━━ Records for the task ━━
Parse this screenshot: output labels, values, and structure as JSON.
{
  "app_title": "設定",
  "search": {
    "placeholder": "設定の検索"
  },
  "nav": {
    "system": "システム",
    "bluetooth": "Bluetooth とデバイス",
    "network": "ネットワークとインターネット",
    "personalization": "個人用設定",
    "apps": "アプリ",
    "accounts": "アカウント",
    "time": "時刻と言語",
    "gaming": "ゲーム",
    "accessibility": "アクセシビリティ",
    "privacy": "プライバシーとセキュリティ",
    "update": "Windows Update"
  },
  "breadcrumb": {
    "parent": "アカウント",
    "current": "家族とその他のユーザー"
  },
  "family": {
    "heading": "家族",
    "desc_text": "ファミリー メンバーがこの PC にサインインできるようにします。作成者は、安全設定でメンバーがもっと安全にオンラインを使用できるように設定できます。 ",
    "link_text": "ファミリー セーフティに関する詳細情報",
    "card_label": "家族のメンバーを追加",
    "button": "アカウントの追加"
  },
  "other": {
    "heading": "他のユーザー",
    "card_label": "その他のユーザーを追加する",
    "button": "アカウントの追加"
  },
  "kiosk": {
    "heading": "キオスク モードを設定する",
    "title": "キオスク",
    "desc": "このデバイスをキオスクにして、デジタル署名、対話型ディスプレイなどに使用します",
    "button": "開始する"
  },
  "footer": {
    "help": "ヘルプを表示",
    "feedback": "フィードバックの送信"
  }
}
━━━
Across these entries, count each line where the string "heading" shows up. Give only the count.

**Solution for this exercise:** 3